By Tom Ballard, Chief Alliance Officer, PYA
The start of a new month comes with an important announcement from Knoxville’s 4M Carbon Fiber Corporation.
Rob Klawonn, a well-known executive in the carbon fiber and composites sector, assumes the role of Chief Executive Officer, succeeding Josh Kimmel who has held the position for about a year. Kimmel will continue to serve as the Company’s President and will also sit on the corporation’s board of directors.
The appointment of Klawonn, an executive for more than a decade at Toho Tenax America and President and board member since 2008, is the latest move in a strategic pivot by 4M Carbon Fiber that had originally planned to manufacture equipment to produce carbon fiber using a technology co-developed by RMX Technologies LLC and Oak Ridge National Laboratory (ORNL). 4M Carbon Fiber has an exclusive license to the process.
“We’re now going to stand up carbon fiber production using our own technology,” Rodney Grubb, Chairman and Chief Operating Officer of 4M Carbon Fiber, told us in a recent interview. “We can produce carbon fiber three times faster than conventional processes, use 75 percent less energy, and make a better fiber.”
Those who know the University of Tennessee alum and long-time project management executive would probably agree that Grubb is always enthusiastic, upbeat and optimistic, but those characteristics were particularly on display during our recent interview with him – the first in about a year and one-half.
“Our goal is to stand up six carbon fiber production lines in the next six years,” he said.
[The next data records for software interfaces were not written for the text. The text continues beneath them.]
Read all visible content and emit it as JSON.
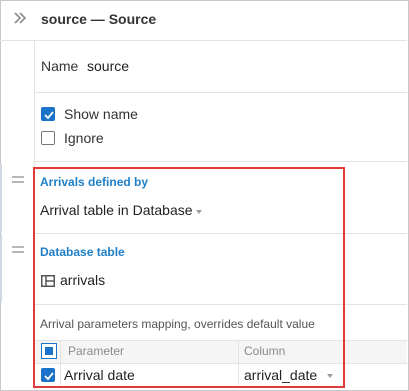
{
  "header": {
    "title": "source — Source",
    "collapse_icon": "double-chevron-right-icon"
  },
  "name_row": {
    "label": "Name",
    "value": "source"
  },
  "options": {
    "show_name": {
      "label": "Show name",
      "checked": true
    },
    "ignore": {
      "label": "Ignore",
      "checked": false
    }
  },
  "arrivals": {
    "section_title": "Arrivals defined by",
    "selected": "Arrival table in Database"
  },
  "database_table": {
    "section_title": "Database table",
    "value": "arrivals",
    "icon": "table-icon"
  },
  "mapping": {
    "description": "Arrival parameters mapping, overrides default value",
    "columns": [
      "Parameter",
      "Column"
    ],
    "rows": [
      {
        "checked": true,
        "parameter": "Arrival date",
        "column": "arrival_date"
      }
    ]
  },
  "colors": {
    "accent": "#1a73c8",
    "section": "#1e7fc6",
    "highlight": "#e03a3a"
  }
}
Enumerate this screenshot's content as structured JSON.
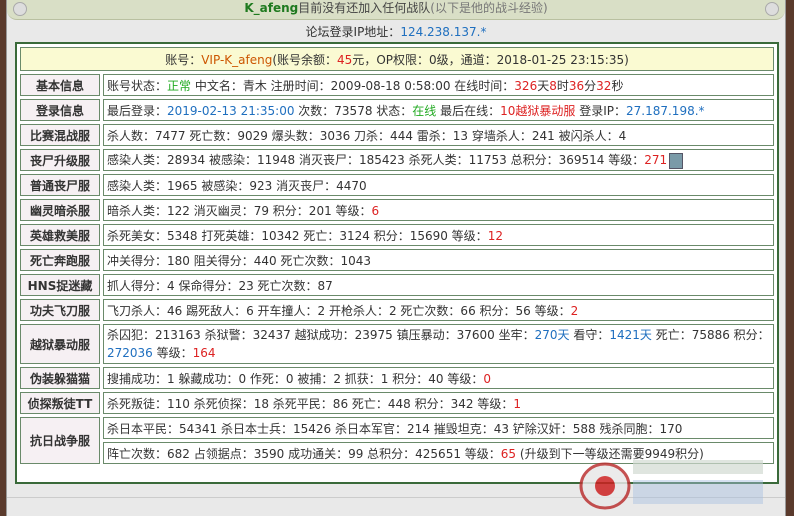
{
  "header": {
    "username": "K_afeng",
    "no_team": "目前没有还加入任何战队",
    "sub_note": "(以下是他的战斗经验)",
    "ip_label": "论坛登录IP地址：",
    "ip_value": "124.238.137.*"
  },
  "account": {
    "prefix": "账号：",
    "vip": "VIP-K_afeng",
    "balance_label": "(账号余额：",
    "balance": "45",
    "balance_unit": "元",
    "op_label": "，OP权限：0级，通道：",
    "date": "2018-01-25 23:15:35",
    "suffix": ")"
  },
  "rows": [
    {
      "label": "基本信息",
      "parts": [
        {
          "t": "账号状态："
        },
        {
          "t": "正常",
          "c": "g"
        },
        {
          "t": " 中文名：青木 注册时间：2009-08-18 0:58:00 在线时间："
        },
        {
          "t": "326",
          "c": "r"
        },
        {
          "t": "天"
        },
        {
          "t": "8",
          "c": "r"
        },
        {
          "t": "时"
        },
        {
          "t": "36",
          "c": "r"
        },
        {
          "t": "分"
        },
        {
          "t": "32",
          "c": "r"
        },
        {
          "t": "秒"
        }
      ]
    },
    {
      "label": "登录信息",
      "parts": [
        {
          "t": "最后登录："
        },
        {
          "t": "2019-02-13 21:35:00",
          "c": "v"
        },
        {
          "t": " 次数：73578 状态："
        },
        {
          "t": "在线",
          "c": "g"
        },
        {
          "t": " 最后在线："
        },
        {
          "t": "10越狱暴动服",
          "c": "r"
        },
        {
          "t": " 登录IP："
        },
        {
          "t": "27.187.198.*",
          "c": "v"
        }
      ]
    },
    {
      "label": "比赛混战服",
      "parts": [
        {
          "t": "杀人数：7477 死亡数：9029 爆头数：3036 刀杀：444 雷杀：13 穿墙杀人：241 被闪杀人：4"
        }
      ]
    },
    {
      "label": "丧尸升级服",
      "avatar": true,
      "parts": [
        {
          "t": "感染人类：28934 被感染：11948 消灭丧尸：185423 杀死人类：11753 总积分：369514 等级："
        },
        {
          "t": "271",
          "c": "r"
        }
      ]
    },
    {
      "label": "普通丧尸服",
      "parts": [
        {
          "t": "感染人类：1965 被感染：923 消灭丧尸：4470"
        }
      ]
    },
    {
      "label": "幽灵暗杀服",
      "parts": [
        {
          "t": "暗杀人类：122 消灭幽灵：79 积分：201 等级："
        },
        {
          "t": "6",
          "c": "r"
        }
      ]
    },
    {
      "label": "英雄救美服",
      "parts": [
        {
          "t": "杀死美女：5348 打死英雄：10342 死亡：3124 积分：15690 等级："
        },
        {
          "t": "12",
          "c": "r"
        }
      ]
    },
    {
      "label": "死亡奔跑服",
      "parts": [
        {
          "t": "冲关得分：180 阻关得分：440 死亡次数：1043"
        }
      ]
    },
    {
      "label": "HNS捉迷藏",
      "parts": [
        {
          "t": "抓人得分：4 保命得分：23 死亡次数：87"
        }
      ]
    },
    {
      "label": "功夫飞刀服",
      "parts": [
        {
          "t": "飞刀杀人：46 踢死敌人：6 开车撞人：2 开枪杀人：2 死亡次数：66 积分：56 等级："
        },
        {
          "t": "2",
          "c": "r"
        }
      ]
    },
    {
      "label": "越狱暴动服",
      "tall": true,
      "parts": [
        {
          "t": "杀囚犯：213163 杀狱警：32437 越狱成功：23975 镇压暴动：37600 坐牢："
        },
        {
          "t": "270天",
          "c": "v"
        },
        {
          "t": " 看守："
        },
        {
          "t": "1421天",
          "c": "v"
        },
        {
          "t": " 死亡：75886 积分："
        },
        {
          "br": true
        },
        {
          "t": "272036",
          "c": "v"
        },
        {
          "t": " 等级："
        },
        {
          "t": "164",
          "c": "r"
        }
      ]
    },
    {
      "label": "伪装躲猫猫",
      "parts": [
        {
          "t": "搜捕成功：1 躲藏成功：0 作死：0 被捕：2 抓获：1 积分：40 等级："
        },
        {
          "t": "0",
          "c": "r"
        }
      ]
    },
    {
      "label": "侦探叛徒TT",
      "parts": [
        {
          "t": "杀死叛徒：110 杀死侦探：18 杀死平民：86 死亡：448 积分：342 等级："
        },
        {
          "t": "1",
          "c": "r"
        }
      ]
    }
  ],
  "kangri": {
    "label": "抗日战争服",
    "line1": "杀日本平民：54341 杀日本士兵：15426 杀日本军官：214 摧毁坦克：43 铲除汉奸：588 残杀同胞：170",
    "line2_a": "阵亡次数：682 占领据点：3590 成功通关：99 总积分：425651 等级：",
    "line2_level": "65",
    "line2_b": " (升级到下一等级还需要9949积分)"
  },
  "colors": {
    "label": "#8a1c46",
    "green": "#22aa22",
    "red": "#dd2222",
    "blue": "#1f6fbf",
    "frame": "#3a6a3a"
  }
}
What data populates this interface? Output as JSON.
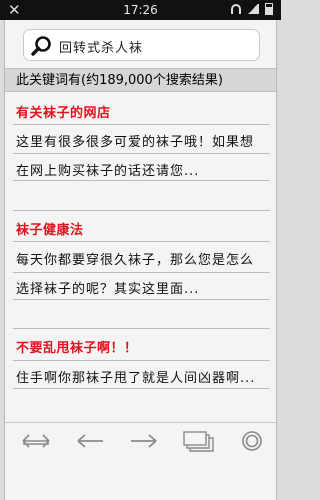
{
  "status_bar": {
    "time": "17:26",
    "icons": [
      "close-icon",
      "wifi-icon",
      "signal-icon",
      "battery-icon"
    ]
  },
  "search": {
    "query": "回转式杀人袜",
    "icon": "search-icon"
  },
  "result_count": "此关键词有(约189,000个搜索结果)",
  "results": [
    {
      "title": "有关袜子的网店",
      "lines": [
        "这里有很多很多可爱的袜子哦！如果想",
        "在网上购买袜子的话还请您..."
      ]
    },
    {
      "title": "袜子健康法",
      "lines": [
        "每天你都要穿很久袜子，那么您是怎么",
        "选择袜子的呢？其实这里面..."
      ]
    },
    {
      "title": "不要乱甩袜子啊！！",
      "lines": [
        "住手啊你那袜子甩了就是人间凶器啊..."
      ]
    }
  ],
  "toolbar": {
    "buttons": [
      "swap-arrows-icon",
      "back-arrow-icon",
      "forward-arrow-icon",
      "tabs-icon",
      "home-circle-icon"
    ]
  },
  "colors": {
    "title_red": "#e0141e",
    "background": "#f4f4f4",
    "count_bar": "#d6d6d6"
  }
}
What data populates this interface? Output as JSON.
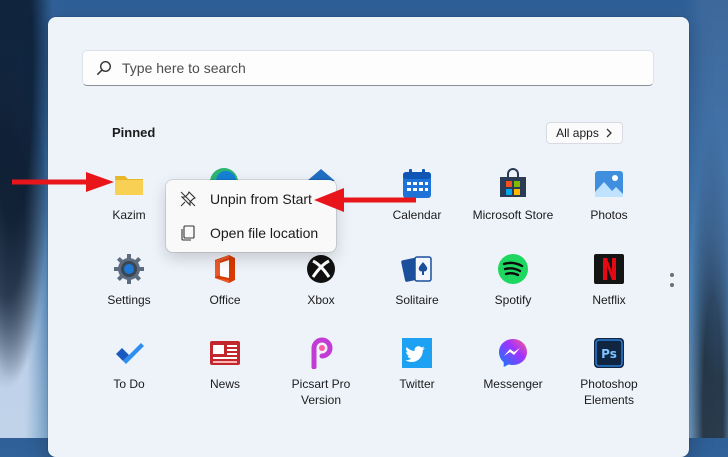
{
  "search": {
    "placeholder": "Type here to search"
  },
  "pinned": {
    "title": "Pinned",
    "all_apps_label": "All apps"
  },
  "apps": [
    {
      "label": "Kazim",
      "icon": "folder-icon"
    },
    {
      "label": "Calendar",
      "icon": "calendar-icon"
    },
    {
      "label": "Microsoft Store",
      "icon": "store-icon"
    },
    {
      "label": "Photos",
      "icon": "photos-icon"
    },
    {
      "label": "Settings",
      "icon": "settings-icon"
    },
    {
      "label": "Office",
      "icon": "office-icon"
    },
    {
      "label": "Xbox",
      "icon": "xbox-icon"
    },
    {
      "label": "Solitaire",
      "icon": "solitaire-icon"
    },
    {
      "label": "Spotify",
      "icon": "spotify-icon"
    },
    {
      "label": "Netflix",
      "icon": "netflix-icon"
    },
    {
      "label": "To Do",
      "icon": "todo-icon"
    },
    {
      "label": "News",
      "icon": "news-icon"
    },
    {
      "label": "Picsart Pro Version",
      "icon": "picsart-icon"
    },
    {
      "label": "Twitter",
      "icon": "twitter-icon"
    },
    {
      "label": "Messenger",
      "icon": "messenger-icon"
    },
    {
      "label": "Photoshop Elements",
      "icon": "photoshop-icon"
    }
  ],
  "context_menu": {
    "items": [
      {
        "label": "Unpin from Start",
        "icon": "unpin-icon"
      },
      {
        "label": "Open file location",
        "icon": "file-location-icon"
      }
    ]
  },
  "colors": {
    "accent_arrow": "#e8161b",
    "menu_bg": "#eef3fa"
  }
}
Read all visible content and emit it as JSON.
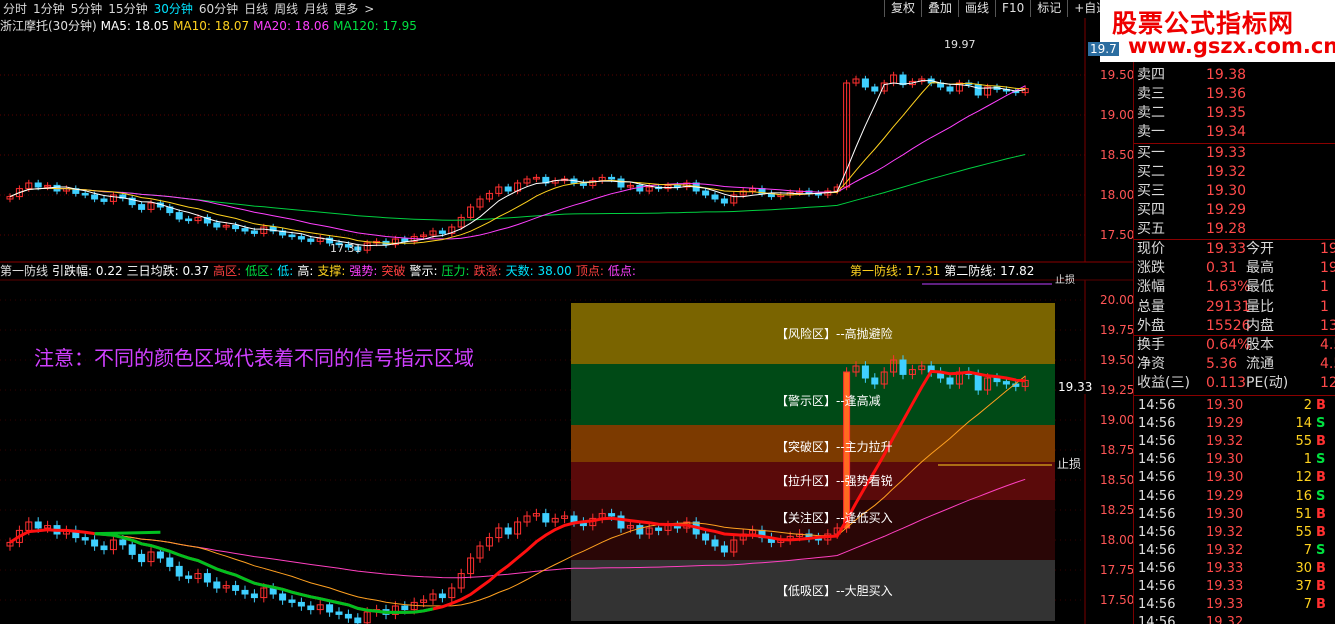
{
  "periods": [
    "分时",
    "1分钟",
    "5分钟",
    "15分钟",
    "30分钟",
    "60分钟",
    "日线",
    "周线",
    "月线",
    "更多"
  ],
  "active_period": "30分钟",
  "more_arrow": ">",
  "toolbar": [
    "复权",
    "叠加",
    "画线",
    "F10",
    "标记",
    "+自选"
  ],
  "logo": {
    "main": "股票公式指标网",
    "url": "www.gszx.com.cn"
  },
  "top_panel": {
    "legend": [
      {
        "text": "浙江摩托(30分钟)",
        "color": "#e0e0e0"
      },
      {
        "text": "MA5: 18.05",
        "color": "#ffffff"
      },
      {
        "text": "MA10: 18.07",
        "color": "#ffd21f"
      },
      {
        "text": "MA20: 18.06",
        "color": "#ff40ff"
      },
      {
        "text": "MA120: 17.95",
        "color": "#00e040"
      }
    ],
    "high_label": "19.97",
    "low_label": "17.31",
    "price_badge": "19.7",
    "axis": [
      "19.50",
      "19.00",
      "18.50",
      "18.00",
      "17.50"
    ]
  },
  "bottom_panel": {
    "legend": [
      {
        "text": "第一防线",
        "color": "#e0e0e0"
      },
      {
        "text": "引跌幅: 0.22",
        "color": "#ffffff"
      },
      {
        "text": "三日均跌: 0.37",
        "color": "#ffffff"
      },
      {
        "text": "高区:",
        "color": "#ff4040"
      },
      {
        "text": "低区:",
        "color": "#00e040"
      },
      {
        "text": "低:",
        "color": "#00e5ff"
      },
      {
        "text": "高:",
        "color": "#ffffff"
      },
      {
        "text": "支撑:",
        "color": "#ffd21f"
      },
      {
        "text": "强势:",
        "color": "#ff40ff"
      },
      {
        "text": "突破",
        "color": "#ff4040"
      },
      {
        "text": "警示:",
        "color": "#ffffff"
      },
      {
        "text": "压力:",
        "color": "#00e040"
      },
      {
        "text": "跌涨:",
        "color": "#ff4040"
      },
      {
        "text": "天数: 38.00",
        "color": "#00e5ff"
      },
      {
        "text": "顶点:",
        "color": "#ff4040"
      },
      {
        "text": "低点:",
        "color": "#ff40ff"
      }
    ],
    "legend_right": [
      {
        "text": "第一防线: 17.31",
        "color": "#ffd21f"
      },
      {
        "text": "第二防线: 17.82",
        "color": "#ffffff"
      }
    ],
    "note": "注意：不同的颜色区域代表着不同的信号指示区域",
    "zones": [
      {
        "label": "【风险区】--高抛避险",
        "color": "#7a6400"
      },
      {
        "label": "【警示区】--逢高减",
        "color": "#004a16"
      },
      {
        "label": "【突破区】--主力拉升",
        "color": "#7c3a00"
      },
      {
        "label": "【拉升区】--强势看锐",
        "color": "#5a0a0a"
      },
      {
        "label": "【关注区】--逢低买入",
        "color": "#2a0606"
      },
      {
        "label": "【低吸区】--大胆买入",
        "color": "#333333"
      }
    ],
    "stop_loss": "止损",
    "stop_top": "止损",
    "price_badge": "19.33",
    "axis": [
      "20.00",
      "19.75",
      "19.50",
      "19.25",
      "19.00",
      "18.75",
      "18.50",
      "18.25",
      "18.00",
      "17.75",
      "17.50"
    ]
  },
  "quote": {
    "book": [
      {
        "label": "卖四",
        "price": "19.38"
      },
      {
        "label": "卖三",
        "price": "19.36"
      },
      {
        "label": "卖二",
        "price": "19.35"
      },
      {
        "label": "卖一",
        "price": "19.34"
      },
      {
        "label": "买一",
        "price": "19.33"
      },
      {
        "label": "买二",
        "price": "19.32"
      },
      {
        "label": "买三",
        "price": "19.30"
      },
      {
        "label": "买四",
        "price": "19.29"
      },
      {
        "label": "买五",
        "price": "19.28"
      }
    ],
    "stats": [
      {
        "l": "现价",
        "v": "19.33",
        "l2": "今开",
        "v2": "19"
      },
      {
        "l": "涨跌",
        "v": "0.31",
        "l2": "最高",
        "v2": "19"
      },
      {
        "l": "涨幅",
        "v": "1.63%",
        "l2": "最低",
        "v2": "1"
      },
      {
        "l": "总量",
        "v": "29131",
        "l2": "量比",
        "v2": "1"
      },
      {
        "l": "外盘",
        "v": "15526",
        "l2": "内盘",
        "v2": "13"
      },
      {
        "l": "换手",
        "v": "0.64%",
        "l2": "股本",
        "v2": "4.5"
      },
      {
        "l": "净资",
        "v": "5.36",
        "l2": "流通",
        "v2": "4.5"
      },
      {
        "l": "收益(三)",
        "v": "0.113",
        "l2": "PE(动)",
        "v2": "12"
      }
    ],
    "ticks": [
      {
        "t": "14:56",
        "p": "19.30",
        "q": "2",
        "s": "B"
      },
      {
        "t": "14:56",
        "p": "19.29",
        "q": "14",
        "s": "S"
      },
      {
        "t": "14:56",
        "p": "19.32",
        "q": "55",
        "s": "B"
      },
      {
        "t": "14:56",
        "p": "19.30",
        "q": "1",
        "s": "S"
      },
      {
        "t": "14:56",
        "p": "19.30",
        "q": "12",
        "s": "B"
      },
      {
        "t": "14:56",
        "p": "19.29",
        "q": "16",
        "s": "S"
      },
      {
        "t": "14:56",
        "p": "19.30",
        "q": "51",
        "s": "B"
      },
      {
        "t": "14:56",
        "p": "19.32",
        "q": "55",
        "s": "B"
      },
      {
        "t": "14:56",
        "p": "19.32",
        "q": "7",
        "s": "S"
      },
      {
        "t": "14:56",
        "p": "19.33",
        "q": "30",
        "s": "B"
      },
      {
        "t": "14:56",
        "p": "19.33",
        "q": "37",
        "s": "B"
      },
      {
        "t": "14:56",
        "p": "19.33",
        "q": "7",
        "s": "B"
      },
      {
        "t": "14:56",
        "p": "19.32",
        "q": "",
        "s": ""
      }
    ]
  },
  "chart_data": {
    "type": "candlestick",
    "closes": [
      17.98,
      18.08,
      18.15,
      18.1,
      18.12,
      18.05,
      18.08,
      18.02,
      18.0,
      17.95,
      17.92,
      18.0,
      17.96,
      17.88,
      17.82,
      17.9,
      17.85,
      17.78,
      17.7,
      17.68,
      17.72,
      17.65,
      17.6,
      17.62,
      17.58,
      17.55,
      17.52,
      17.6,
      17.55,
      17.5,
      17.48,
      17.45,
      17.42,
      17.46,
      17.4,
      17.38,
      17.35,
      17.31,
      17.4,
      17.42,
      17.38,
      17.45,
      17.42,
      17.48,
      17.5,
      17.55,
      17.52,
      17.6,
      17.72,
      17.85,
      17.95,
      18.02,
      18.1,
      18.05,
      18.15,
      18.2,
      18.22,
      18.15,
      18.18,
      18.2,
      18.15,
      18.12,
      18.18,
      18.22,
      18.2,
      18.1,
      18.12,
      18.05,
      18.1,
      18.08,
      18.12,
      18.1,
      18.15,
      18.05,
      18.0,
      17.95,
      17.9,
      18.0,
      18.05,
      18.08,
      18.02,
      17.98,
      18.0,
      18.03,
      18.05,
      18.02,
      18.0,
      18.05,
      18.1,
      19.4,
      19.45,
      19.35,
      19.3,
      19.4,
      19.5,
      19.38,
      19.42,
      19.45,
      19.4,
      19.35,
      19.3,
      19.4,
      19.38,
      19.25,
      19.35,
      19.32,
      19.3,
      19.28,
      19.33
    ]
  }
}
When we last talked extensively with Grubb about 18 months ago for this teknovation.biz article, he was focused on securing funding for a 175-ton oxidation oven. The larger unit would allow RMX Technologies to finalize the design for 1,500-ton ovens, the size needed for widespread commercial deployment of the technology.
The plans at that time called for 4M Carbon Fiber to actually produce the ovens, incorporating the RMX Technologies process, and sell them to carbon fiber manufacturers who would produce the actual material – carbon fiber and oxidized PAN fiber.
What a difference a year or so makes in the life of a technology company.
In 2017, 4M Carbon Fiber completed a reverse merger with Woodland Holdings Corporation that allowed the former to position itself as a public entity, since Woodland regularly filed with U.S. Securities and Exchange Commission. 4M Carbon Fiber also raised a $2.3 million round of funding last fall.
As management met with investment bankers, Grubb says they learned something very important.
“Selling equipment is not as compelling a story as having a technology that changes the world,” he says.
4M Carbon Fiber, which has 75 shareholders, is in the midst of a $10 million bridge funding raise. Those funds will allow the company to build a 250-ton product demonstration line that Grubb says is 10 times the capacity of ORNL’s Carbon Fiber Technology Facility.
“It will allow us to run multiple precursors and recipes for customers,” he explains.
As far as the longer term, Grubb says 4M Carbon Fiber has engaged a local consultant to help it raise additional capital using Regulation A+ of the JOBS Act, officially known as the “Jumpstart Our Business Start-ups Act.” That individual was instrumental in taking the first company public using the Reg A+ provision on the NASDAQ.
If all goes well, Grubb says 4M Carbon Fiber will do its initial public offering later this year or in early 2019.
Meanwhile, RMX Technologies will continue to be an R&D enterprise.
“It’s all about technology development and commercialization,” Grubb says, adding that the oxidation process that 4M Carbon Fiber has licensed is just the first of several atmospheric plasma technologies that RMX Technologies is developing.
As noted in this recent teknovation.biz post, Truman Bonds is now Chief Technology Officer at 4M Carbon Fiber, a critical role as the company builds the lines using the plasma oxidation technology. He also serves as President of RMX Technologies.